The HAVE STARE radar, originally located at Vandenberg Air Force Base in California, is an X-band 200 kw tracking radar that came on line at Vandenberg during 1995. It can detect small debris in the 1 to 10 cm range, depending on altitude.
The HAVE STARE (HS) radar was transferred from the intelligence budget in FY93 at the direction of Congress. The Air Force has identified a requirement for the HS system and has programmed funding in this program element to complete development and to deploy the system. HS is a high resolution X-band tracking and imaging radar with a 27 meter mechanical dish antenna.
In Mar 95 the system completed a highly successful DT&E at the Vandenberg AFB test site. In Nov 95 AFSPC selected an overseas location for system beddown. Anticipated IOC at this location is FY00. The radar will remain in place at VAFB through FY98 -- during this time the contractor will integrate and test a major software upgrade which will enable the system to support AFSPC's Space Surveillance mission. In conjunction with this latter effort, the Program Office will actively support NMD test demonstrations during ICBM FOT&E launches and perform X-Band Analysis Studies for NMD-Sponsor.

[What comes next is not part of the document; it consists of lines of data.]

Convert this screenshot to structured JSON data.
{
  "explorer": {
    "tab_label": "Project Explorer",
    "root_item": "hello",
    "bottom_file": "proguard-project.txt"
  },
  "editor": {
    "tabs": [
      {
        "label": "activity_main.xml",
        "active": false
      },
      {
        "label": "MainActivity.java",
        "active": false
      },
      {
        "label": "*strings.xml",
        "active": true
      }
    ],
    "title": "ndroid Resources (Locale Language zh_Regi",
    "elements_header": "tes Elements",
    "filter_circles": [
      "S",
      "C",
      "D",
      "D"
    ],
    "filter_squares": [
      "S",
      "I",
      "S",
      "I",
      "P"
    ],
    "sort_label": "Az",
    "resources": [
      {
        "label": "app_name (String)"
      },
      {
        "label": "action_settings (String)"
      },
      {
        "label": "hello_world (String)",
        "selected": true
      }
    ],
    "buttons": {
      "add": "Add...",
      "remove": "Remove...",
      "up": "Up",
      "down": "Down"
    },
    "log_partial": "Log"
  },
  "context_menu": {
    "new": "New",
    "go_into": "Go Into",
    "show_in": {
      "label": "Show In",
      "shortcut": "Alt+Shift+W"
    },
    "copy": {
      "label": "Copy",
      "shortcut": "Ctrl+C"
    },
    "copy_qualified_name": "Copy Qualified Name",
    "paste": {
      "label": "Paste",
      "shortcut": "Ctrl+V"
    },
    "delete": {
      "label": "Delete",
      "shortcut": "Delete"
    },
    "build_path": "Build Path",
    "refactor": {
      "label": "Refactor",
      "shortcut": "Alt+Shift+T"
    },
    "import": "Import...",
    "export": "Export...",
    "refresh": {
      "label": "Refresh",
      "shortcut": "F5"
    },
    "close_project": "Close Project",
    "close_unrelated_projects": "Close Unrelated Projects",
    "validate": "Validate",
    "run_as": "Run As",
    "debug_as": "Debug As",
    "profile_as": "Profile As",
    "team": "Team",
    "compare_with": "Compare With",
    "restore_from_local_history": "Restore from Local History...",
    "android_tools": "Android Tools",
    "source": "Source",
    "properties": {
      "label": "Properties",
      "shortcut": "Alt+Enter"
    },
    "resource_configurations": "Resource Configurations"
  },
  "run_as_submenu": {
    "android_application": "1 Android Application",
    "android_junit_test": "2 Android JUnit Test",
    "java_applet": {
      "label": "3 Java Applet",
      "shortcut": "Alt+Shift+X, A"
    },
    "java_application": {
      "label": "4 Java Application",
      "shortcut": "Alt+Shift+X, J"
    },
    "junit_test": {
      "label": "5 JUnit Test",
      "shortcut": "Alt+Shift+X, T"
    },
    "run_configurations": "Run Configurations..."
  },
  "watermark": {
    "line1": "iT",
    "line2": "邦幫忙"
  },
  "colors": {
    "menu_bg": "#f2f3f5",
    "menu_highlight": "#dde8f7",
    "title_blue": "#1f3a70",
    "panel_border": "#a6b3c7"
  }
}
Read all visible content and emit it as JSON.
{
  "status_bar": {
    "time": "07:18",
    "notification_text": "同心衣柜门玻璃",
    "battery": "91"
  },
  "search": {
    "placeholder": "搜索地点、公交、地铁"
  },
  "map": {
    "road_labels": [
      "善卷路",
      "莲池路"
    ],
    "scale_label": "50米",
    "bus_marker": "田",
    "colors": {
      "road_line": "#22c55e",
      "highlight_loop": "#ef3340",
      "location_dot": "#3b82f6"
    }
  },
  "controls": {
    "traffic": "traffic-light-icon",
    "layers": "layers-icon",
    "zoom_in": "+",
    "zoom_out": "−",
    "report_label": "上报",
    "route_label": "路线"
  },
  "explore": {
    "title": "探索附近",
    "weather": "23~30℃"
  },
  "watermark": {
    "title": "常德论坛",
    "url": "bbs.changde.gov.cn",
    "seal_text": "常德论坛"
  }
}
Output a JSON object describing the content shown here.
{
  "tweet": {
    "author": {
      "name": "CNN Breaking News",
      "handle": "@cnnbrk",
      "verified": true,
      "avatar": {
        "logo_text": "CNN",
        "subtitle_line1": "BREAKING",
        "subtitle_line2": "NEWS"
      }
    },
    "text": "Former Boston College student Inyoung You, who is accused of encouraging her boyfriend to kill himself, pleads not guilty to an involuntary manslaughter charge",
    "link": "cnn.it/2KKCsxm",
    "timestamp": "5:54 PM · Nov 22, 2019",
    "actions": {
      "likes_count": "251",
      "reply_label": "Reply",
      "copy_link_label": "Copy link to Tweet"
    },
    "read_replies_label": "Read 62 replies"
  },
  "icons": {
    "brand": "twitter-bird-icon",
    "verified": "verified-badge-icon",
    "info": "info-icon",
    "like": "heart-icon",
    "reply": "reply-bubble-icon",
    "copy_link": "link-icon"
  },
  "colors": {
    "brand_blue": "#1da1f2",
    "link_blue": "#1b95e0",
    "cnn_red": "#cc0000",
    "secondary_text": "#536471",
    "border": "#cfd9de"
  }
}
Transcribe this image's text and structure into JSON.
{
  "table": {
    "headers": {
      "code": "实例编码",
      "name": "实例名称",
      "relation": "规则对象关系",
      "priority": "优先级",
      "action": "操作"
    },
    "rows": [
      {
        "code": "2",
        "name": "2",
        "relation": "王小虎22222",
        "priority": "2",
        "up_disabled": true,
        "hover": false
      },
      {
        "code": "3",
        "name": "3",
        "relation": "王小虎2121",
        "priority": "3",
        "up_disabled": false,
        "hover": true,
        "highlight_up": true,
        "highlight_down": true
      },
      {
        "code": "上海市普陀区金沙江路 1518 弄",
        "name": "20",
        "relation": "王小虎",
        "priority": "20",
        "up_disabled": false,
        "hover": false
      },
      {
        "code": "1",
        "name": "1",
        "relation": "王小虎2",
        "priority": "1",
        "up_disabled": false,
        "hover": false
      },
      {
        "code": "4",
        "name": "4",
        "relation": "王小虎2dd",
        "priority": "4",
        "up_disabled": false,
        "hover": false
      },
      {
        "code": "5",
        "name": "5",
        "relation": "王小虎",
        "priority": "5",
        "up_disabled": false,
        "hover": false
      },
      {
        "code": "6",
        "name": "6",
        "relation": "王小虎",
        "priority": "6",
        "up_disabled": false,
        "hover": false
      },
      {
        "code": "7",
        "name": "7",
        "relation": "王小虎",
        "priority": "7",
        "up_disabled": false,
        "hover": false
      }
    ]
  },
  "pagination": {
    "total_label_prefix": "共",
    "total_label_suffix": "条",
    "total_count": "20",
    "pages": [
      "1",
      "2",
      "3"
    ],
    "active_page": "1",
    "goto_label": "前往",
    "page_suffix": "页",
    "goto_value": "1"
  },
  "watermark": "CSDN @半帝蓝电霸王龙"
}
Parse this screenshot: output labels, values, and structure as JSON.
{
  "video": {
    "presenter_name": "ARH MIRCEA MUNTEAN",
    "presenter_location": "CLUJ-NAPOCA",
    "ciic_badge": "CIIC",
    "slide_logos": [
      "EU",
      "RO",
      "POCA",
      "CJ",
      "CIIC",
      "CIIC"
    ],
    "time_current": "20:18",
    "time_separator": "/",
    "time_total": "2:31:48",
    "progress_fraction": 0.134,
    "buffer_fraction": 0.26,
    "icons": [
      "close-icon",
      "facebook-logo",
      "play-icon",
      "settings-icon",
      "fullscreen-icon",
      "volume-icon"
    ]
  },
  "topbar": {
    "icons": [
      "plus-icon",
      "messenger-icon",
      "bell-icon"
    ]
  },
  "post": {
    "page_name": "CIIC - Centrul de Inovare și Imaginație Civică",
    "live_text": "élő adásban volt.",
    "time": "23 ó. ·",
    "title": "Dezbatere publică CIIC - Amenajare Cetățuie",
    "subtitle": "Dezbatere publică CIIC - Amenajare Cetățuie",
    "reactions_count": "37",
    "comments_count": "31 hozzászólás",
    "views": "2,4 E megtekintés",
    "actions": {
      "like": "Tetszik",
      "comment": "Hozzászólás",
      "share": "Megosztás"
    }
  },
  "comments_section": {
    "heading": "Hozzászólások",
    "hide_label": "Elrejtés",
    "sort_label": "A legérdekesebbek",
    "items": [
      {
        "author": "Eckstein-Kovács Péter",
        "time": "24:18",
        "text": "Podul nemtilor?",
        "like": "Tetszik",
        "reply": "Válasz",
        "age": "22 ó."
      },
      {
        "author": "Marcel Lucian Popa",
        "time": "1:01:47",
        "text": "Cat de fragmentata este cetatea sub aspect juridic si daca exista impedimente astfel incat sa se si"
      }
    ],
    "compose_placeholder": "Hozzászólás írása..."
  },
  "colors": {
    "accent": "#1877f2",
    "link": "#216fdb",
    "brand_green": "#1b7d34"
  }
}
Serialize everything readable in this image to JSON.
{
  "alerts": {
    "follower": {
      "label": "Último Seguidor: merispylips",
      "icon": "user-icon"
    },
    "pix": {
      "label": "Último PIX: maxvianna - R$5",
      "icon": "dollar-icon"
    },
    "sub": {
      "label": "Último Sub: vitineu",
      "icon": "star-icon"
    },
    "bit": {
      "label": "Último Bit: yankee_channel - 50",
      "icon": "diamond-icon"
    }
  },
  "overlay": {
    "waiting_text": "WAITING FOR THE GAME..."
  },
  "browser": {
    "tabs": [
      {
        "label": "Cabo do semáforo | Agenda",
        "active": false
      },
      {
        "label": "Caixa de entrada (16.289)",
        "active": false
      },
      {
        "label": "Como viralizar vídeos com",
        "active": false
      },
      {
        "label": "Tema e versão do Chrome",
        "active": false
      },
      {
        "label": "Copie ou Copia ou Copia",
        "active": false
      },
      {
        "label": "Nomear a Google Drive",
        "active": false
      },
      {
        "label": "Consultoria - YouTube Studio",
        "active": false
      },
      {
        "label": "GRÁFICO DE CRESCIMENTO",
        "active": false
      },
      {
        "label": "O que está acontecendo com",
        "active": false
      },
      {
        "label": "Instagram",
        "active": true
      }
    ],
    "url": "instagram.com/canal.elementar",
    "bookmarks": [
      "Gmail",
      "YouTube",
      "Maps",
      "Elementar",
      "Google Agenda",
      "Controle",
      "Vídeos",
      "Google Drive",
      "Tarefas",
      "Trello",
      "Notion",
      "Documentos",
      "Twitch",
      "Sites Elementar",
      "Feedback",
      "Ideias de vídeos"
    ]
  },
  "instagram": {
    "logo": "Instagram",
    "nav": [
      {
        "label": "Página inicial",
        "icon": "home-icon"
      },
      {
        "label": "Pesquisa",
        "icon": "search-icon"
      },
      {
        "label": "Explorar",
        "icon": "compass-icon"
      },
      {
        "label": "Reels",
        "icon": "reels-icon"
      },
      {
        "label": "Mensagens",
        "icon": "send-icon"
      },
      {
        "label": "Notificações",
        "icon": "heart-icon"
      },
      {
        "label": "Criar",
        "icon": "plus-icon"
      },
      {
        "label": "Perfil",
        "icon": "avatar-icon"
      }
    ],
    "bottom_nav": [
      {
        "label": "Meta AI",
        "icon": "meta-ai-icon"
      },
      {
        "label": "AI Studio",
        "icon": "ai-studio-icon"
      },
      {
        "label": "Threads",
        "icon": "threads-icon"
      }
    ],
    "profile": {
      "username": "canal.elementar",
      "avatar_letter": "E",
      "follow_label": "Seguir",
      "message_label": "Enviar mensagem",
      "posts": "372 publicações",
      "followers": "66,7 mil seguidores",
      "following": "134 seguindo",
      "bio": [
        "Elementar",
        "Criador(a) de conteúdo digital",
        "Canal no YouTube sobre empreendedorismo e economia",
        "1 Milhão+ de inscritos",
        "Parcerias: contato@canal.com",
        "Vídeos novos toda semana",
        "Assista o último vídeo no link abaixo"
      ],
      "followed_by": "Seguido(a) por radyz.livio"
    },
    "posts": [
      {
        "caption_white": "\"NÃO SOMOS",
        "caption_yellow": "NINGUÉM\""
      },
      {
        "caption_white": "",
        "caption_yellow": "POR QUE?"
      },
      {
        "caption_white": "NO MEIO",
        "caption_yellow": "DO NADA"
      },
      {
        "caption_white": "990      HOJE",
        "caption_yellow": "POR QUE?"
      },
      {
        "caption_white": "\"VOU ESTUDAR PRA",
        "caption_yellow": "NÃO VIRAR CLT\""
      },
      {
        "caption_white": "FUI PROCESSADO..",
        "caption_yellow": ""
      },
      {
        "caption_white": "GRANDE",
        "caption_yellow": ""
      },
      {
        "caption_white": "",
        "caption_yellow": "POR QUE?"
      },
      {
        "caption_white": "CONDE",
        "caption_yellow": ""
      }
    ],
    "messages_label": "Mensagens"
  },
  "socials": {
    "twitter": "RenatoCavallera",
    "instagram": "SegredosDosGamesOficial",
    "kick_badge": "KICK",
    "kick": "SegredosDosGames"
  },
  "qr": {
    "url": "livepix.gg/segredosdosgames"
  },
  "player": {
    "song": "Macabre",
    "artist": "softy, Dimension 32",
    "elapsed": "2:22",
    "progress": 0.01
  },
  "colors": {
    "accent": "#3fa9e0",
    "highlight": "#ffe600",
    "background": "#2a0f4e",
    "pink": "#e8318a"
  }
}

With site preparation at classified overseas operational deployment location planned to beginn in 1996, HS deployed in mid-1999 as a dedicated space surveillance sensor to support the mission of space object catalog maintenance of deep space objects and mission payload assessment. HS retained its original design features and their inherent potential to support other missions. The "classified" location is the Norwegian military intelligence facility in Vardo in Northern Norway (close to the Russian border). Norway and USA jointly financed the project ehich is called "Globus II." Work on the 132-foot-tall radar dome started in April 1998 and be completed in late 2000. It will be operated by Norway's Military Intelligence Service.
This system is currently in the EMD phase leading to an IOC in FY00. If needed, other existing forward-based radars (such as Cobra Dane or HAVE STARE) could also be used to support NMD systems.
HAVE STARE uses Ada83, with displays and controls functionality distributed across several workstations, and track support loops distributed across several general purpose processors with vector processors connected for signal processing. Other distributed processing includes specialized radar control and communications single-board computers, with signal processing performed by several processors within a single "data processor" machine. The HAVE STARE architecture thus consists of the single-board computer controlling the radar, another single-board computer for message processing, a multiprocessor "data processor" for the track loop, mission control, signal processing and data recording, and workstations for displays and controls.
|Program Manager: Major Jim Conlon|
|DAC: M Gen Tattini|
|Contractor: Raytheon Electronics Systems|
|Contractor PM: Mr. Arlen Entsminger|